Baltimore’s hostilities to the North were already well known, as just two percent of the city’s voters cast their ballots for Abraham Lincoln for president while nearly half supported John Breckinridge, the Southern Democratic Party candidate. Lincoln was to pass through Baltimore on his way to Washington for his inauguration, but death threats forced the president-elect to slip through the city in the middle of the night in disguise.
Baltimore was a cauldron of secessionist feeling, and these tensions boiled over on April 18. Pro-Confederate volunteers gathered at Bolton Station to hurl insults and rocks at Pennsylvania troops as they changed trains en route to Washington. Now, on April 19, the 6th Massachusetts regiment disembarked from a train and was met with an even more hostile crowd. Tensions rose as the 11 companies of the 6th arrived. Cobblestones rained down on the soldiers as they prepared to transfer from the President Street Station to Camden Station. Shots were fired, and when the smoke cleared four Massachusetts soldiers lay dead along with 12 Baltimoreans, while 36 troops and an undetermined number of civilians were wounded.
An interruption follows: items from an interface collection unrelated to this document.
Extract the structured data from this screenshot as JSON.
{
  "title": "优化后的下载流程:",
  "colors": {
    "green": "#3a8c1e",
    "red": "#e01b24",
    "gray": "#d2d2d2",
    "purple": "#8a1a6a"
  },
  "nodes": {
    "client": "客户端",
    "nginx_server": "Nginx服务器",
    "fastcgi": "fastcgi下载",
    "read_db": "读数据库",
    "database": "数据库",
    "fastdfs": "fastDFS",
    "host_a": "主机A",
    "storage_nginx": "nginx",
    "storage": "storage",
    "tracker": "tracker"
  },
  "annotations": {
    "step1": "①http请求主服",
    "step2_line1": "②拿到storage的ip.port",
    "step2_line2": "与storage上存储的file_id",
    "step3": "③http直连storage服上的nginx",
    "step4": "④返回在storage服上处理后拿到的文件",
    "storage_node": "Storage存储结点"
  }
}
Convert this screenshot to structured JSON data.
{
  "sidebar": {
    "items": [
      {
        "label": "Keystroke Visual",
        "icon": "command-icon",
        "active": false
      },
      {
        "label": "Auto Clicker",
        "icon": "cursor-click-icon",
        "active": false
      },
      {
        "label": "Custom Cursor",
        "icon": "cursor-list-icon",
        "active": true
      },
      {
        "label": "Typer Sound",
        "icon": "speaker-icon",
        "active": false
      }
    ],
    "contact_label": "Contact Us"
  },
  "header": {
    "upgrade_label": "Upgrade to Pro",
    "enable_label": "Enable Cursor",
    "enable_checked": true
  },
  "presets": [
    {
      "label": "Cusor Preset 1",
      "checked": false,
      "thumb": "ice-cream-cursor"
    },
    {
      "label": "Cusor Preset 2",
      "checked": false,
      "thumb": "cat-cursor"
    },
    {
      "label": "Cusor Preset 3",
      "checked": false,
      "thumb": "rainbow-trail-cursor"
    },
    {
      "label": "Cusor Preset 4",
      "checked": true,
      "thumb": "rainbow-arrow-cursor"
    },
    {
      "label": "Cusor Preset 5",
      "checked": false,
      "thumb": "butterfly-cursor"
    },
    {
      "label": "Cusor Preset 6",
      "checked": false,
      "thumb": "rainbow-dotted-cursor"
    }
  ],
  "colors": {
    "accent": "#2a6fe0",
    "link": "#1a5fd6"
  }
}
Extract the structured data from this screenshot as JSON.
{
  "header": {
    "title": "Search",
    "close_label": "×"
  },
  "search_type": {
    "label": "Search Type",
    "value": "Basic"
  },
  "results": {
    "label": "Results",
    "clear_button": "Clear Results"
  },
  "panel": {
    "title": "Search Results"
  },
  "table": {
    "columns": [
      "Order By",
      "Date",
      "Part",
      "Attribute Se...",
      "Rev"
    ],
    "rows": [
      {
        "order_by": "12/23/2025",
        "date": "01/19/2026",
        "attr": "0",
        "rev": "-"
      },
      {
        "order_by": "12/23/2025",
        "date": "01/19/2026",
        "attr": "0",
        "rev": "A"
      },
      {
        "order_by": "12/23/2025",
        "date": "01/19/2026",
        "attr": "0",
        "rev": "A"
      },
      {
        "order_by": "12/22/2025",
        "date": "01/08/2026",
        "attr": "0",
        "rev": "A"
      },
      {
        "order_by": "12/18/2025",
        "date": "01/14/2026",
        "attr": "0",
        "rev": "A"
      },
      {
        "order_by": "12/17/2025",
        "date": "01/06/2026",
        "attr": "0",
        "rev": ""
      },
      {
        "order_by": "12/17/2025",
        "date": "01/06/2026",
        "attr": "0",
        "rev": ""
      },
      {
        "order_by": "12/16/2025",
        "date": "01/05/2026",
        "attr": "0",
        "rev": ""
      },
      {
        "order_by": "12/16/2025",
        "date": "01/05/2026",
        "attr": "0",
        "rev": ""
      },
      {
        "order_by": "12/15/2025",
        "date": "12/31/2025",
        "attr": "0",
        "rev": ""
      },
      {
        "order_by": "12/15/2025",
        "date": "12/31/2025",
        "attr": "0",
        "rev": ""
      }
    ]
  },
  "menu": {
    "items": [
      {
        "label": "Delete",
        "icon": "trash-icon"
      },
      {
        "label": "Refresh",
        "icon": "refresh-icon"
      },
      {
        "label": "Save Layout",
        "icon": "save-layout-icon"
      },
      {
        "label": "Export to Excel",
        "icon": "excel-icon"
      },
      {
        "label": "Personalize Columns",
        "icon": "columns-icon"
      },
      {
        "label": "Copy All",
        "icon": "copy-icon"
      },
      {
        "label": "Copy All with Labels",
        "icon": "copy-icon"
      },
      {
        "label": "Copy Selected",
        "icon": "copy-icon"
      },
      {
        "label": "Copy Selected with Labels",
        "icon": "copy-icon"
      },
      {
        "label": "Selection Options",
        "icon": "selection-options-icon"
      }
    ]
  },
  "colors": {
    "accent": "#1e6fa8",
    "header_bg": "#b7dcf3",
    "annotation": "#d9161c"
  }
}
Washington was effectively cut off from the North. In the following months, Lincoln suspended the writ of habeas corpus and hundreds of secessionist leaders were rounded up. Within six months, the Union was again in control of Baltimore.